(Beginning of Exercise material)
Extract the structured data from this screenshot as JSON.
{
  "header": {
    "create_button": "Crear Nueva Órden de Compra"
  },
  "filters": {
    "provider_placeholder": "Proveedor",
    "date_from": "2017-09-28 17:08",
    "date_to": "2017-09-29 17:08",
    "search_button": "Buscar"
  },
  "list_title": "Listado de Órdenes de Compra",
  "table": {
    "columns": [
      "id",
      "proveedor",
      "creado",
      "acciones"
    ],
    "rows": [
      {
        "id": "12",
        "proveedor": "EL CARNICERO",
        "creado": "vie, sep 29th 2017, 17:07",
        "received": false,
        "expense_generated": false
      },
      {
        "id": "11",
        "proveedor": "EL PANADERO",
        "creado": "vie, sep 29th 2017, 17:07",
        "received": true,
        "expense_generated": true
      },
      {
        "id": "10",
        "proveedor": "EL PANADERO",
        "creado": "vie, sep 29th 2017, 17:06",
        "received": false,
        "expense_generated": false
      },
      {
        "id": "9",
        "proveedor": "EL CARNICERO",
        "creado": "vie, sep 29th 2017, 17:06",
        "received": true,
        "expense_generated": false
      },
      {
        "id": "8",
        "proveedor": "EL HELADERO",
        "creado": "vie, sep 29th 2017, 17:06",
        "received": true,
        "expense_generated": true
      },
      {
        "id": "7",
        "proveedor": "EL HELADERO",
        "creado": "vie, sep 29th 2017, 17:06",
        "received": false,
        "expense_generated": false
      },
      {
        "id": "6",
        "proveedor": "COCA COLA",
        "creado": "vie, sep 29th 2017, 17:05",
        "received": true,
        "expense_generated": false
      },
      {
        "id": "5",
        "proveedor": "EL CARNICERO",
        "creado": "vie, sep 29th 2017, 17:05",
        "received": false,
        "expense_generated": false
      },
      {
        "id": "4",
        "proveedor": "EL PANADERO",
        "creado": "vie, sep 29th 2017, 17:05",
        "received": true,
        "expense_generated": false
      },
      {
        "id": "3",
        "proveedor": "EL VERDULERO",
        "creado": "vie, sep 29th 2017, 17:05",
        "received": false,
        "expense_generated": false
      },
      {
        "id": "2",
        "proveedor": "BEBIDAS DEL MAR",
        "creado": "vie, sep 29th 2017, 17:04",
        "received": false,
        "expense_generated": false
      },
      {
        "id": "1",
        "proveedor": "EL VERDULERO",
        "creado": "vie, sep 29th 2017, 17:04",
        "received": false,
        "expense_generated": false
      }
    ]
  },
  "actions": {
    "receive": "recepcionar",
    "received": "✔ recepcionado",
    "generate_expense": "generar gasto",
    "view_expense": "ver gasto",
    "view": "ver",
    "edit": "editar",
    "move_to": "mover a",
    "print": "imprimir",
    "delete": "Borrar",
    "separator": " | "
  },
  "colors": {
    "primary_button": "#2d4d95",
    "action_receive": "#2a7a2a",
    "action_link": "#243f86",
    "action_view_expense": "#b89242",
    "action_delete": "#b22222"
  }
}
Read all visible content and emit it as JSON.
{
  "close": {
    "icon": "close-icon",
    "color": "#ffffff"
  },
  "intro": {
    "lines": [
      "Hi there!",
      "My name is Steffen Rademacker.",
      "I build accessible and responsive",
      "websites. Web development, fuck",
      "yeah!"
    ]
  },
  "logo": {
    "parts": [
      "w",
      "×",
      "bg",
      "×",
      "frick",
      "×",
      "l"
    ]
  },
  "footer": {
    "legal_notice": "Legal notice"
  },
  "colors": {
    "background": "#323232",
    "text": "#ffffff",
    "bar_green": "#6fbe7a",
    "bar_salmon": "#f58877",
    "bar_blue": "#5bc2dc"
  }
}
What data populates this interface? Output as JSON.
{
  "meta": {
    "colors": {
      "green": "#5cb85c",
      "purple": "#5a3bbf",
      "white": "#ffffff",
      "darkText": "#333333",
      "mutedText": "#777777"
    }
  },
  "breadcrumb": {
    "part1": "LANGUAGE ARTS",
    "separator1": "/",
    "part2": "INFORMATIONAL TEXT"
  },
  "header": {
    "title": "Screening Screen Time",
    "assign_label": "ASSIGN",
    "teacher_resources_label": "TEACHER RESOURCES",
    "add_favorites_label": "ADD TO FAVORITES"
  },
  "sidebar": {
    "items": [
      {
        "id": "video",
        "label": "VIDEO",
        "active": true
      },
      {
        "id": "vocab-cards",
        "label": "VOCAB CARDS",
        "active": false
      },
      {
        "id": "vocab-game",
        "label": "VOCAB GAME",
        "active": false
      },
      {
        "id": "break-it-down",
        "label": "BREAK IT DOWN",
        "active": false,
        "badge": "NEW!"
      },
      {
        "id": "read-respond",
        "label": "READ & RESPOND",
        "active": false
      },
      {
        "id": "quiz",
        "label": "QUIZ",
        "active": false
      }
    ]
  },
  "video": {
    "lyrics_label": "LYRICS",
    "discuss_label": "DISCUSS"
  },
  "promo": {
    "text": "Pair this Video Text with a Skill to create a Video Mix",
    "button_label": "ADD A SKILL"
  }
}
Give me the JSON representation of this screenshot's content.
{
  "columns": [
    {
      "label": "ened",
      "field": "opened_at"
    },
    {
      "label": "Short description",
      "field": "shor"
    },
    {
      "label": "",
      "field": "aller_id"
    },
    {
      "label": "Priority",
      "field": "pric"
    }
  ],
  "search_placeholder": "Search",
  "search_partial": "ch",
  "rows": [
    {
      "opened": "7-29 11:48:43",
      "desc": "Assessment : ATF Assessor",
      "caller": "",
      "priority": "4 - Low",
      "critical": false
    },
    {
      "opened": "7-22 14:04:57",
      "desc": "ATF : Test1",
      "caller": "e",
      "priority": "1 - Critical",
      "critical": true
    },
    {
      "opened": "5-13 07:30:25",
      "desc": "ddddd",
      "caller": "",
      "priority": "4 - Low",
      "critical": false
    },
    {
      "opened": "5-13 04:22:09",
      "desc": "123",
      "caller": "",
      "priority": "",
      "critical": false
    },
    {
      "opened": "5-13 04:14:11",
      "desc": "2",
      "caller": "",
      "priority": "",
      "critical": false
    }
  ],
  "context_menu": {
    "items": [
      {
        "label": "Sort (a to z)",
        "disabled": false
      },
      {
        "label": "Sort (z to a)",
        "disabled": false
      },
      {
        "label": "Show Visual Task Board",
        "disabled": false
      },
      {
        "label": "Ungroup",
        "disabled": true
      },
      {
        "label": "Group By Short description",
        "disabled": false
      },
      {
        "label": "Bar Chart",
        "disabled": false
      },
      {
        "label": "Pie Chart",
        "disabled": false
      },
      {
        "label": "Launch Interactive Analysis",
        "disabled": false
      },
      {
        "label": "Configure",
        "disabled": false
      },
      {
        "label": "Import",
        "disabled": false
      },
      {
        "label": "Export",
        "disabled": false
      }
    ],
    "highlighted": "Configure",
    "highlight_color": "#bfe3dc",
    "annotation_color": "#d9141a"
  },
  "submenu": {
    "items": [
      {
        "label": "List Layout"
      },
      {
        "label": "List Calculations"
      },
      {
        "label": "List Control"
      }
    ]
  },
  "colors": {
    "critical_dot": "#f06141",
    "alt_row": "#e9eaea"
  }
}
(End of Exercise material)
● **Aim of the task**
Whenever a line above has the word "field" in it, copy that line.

● **Task response**
      "field": "opened_at"
      "field": "shor"
      "field": "aller_id"
      "field": "pric"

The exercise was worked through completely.